= Beginning of Section =
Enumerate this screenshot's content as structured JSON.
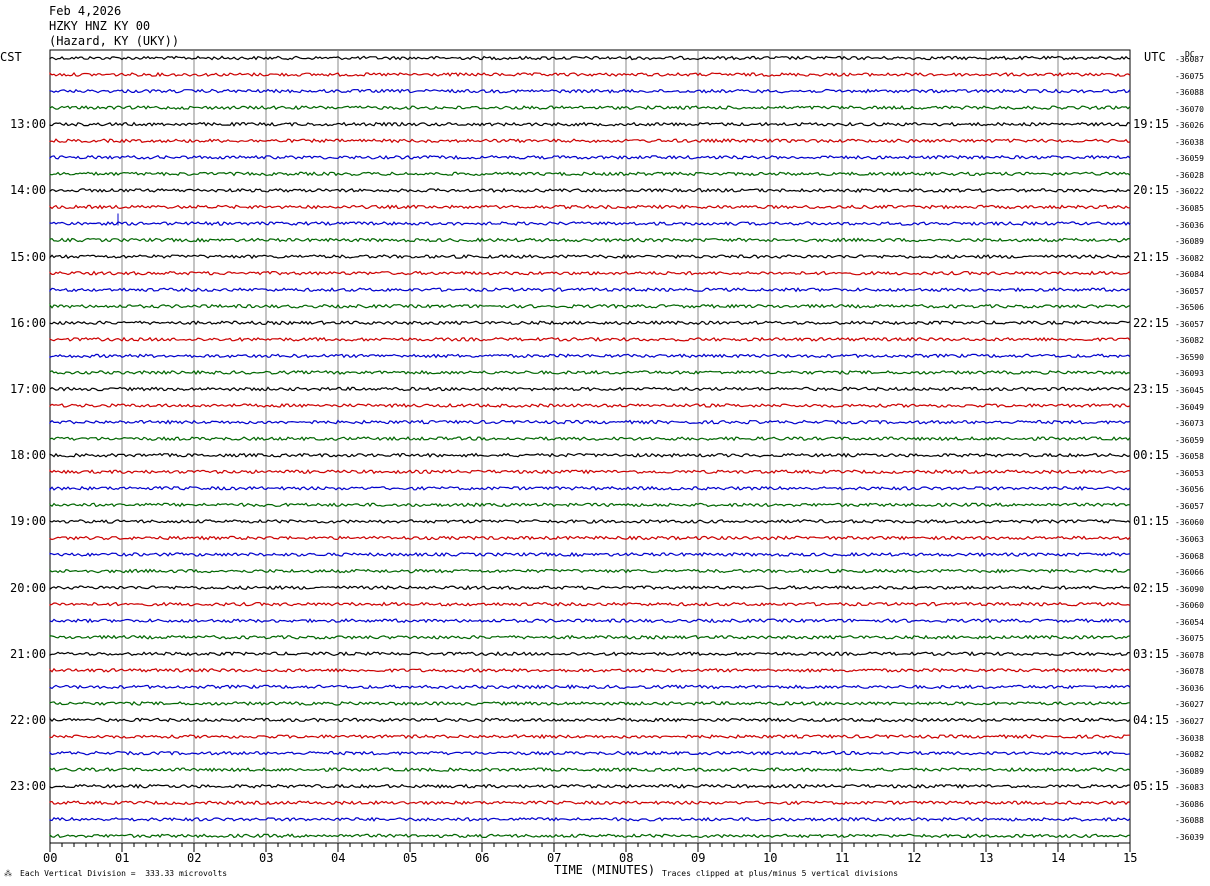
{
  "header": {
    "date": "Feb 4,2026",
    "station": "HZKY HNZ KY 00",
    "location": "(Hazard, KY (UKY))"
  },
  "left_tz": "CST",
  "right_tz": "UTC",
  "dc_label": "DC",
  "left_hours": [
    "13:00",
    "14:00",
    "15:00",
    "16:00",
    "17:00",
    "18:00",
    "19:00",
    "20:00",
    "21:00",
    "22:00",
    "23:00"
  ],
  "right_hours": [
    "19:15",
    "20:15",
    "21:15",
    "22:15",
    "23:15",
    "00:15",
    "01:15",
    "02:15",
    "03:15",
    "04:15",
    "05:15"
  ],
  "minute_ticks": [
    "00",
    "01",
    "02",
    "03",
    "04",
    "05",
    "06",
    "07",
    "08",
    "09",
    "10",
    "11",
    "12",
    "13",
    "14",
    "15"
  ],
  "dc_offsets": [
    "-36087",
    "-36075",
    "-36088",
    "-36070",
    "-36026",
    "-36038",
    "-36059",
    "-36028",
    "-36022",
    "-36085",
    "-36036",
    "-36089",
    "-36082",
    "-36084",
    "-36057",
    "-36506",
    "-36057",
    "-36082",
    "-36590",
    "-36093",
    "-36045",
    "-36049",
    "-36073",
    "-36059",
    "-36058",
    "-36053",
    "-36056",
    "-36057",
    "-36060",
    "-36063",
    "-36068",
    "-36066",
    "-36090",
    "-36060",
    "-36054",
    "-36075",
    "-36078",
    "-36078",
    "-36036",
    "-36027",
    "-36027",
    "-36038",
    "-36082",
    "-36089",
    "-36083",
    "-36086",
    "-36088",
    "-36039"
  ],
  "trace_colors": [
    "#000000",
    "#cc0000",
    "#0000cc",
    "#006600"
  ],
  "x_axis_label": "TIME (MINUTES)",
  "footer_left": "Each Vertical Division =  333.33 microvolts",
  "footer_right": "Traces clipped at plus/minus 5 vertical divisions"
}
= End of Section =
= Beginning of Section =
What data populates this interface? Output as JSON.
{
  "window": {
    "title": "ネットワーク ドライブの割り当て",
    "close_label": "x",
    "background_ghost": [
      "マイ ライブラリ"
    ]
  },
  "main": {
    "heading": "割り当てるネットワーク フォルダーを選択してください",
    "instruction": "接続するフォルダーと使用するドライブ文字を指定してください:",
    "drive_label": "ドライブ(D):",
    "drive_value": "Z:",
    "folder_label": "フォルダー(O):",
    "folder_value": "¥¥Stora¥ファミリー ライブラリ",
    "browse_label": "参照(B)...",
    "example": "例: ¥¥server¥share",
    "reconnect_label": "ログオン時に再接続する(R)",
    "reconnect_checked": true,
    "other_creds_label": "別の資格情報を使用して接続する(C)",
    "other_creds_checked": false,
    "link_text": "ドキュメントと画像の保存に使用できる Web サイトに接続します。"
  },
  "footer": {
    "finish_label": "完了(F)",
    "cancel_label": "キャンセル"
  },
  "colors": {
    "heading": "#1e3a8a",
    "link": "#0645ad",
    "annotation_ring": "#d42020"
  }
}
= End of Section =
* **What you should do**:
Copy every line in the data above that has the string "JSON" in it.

* **Solution for this task**:
Enumerate this screenshot's content as structured JSON.
What data populates this interface? Output as JSON.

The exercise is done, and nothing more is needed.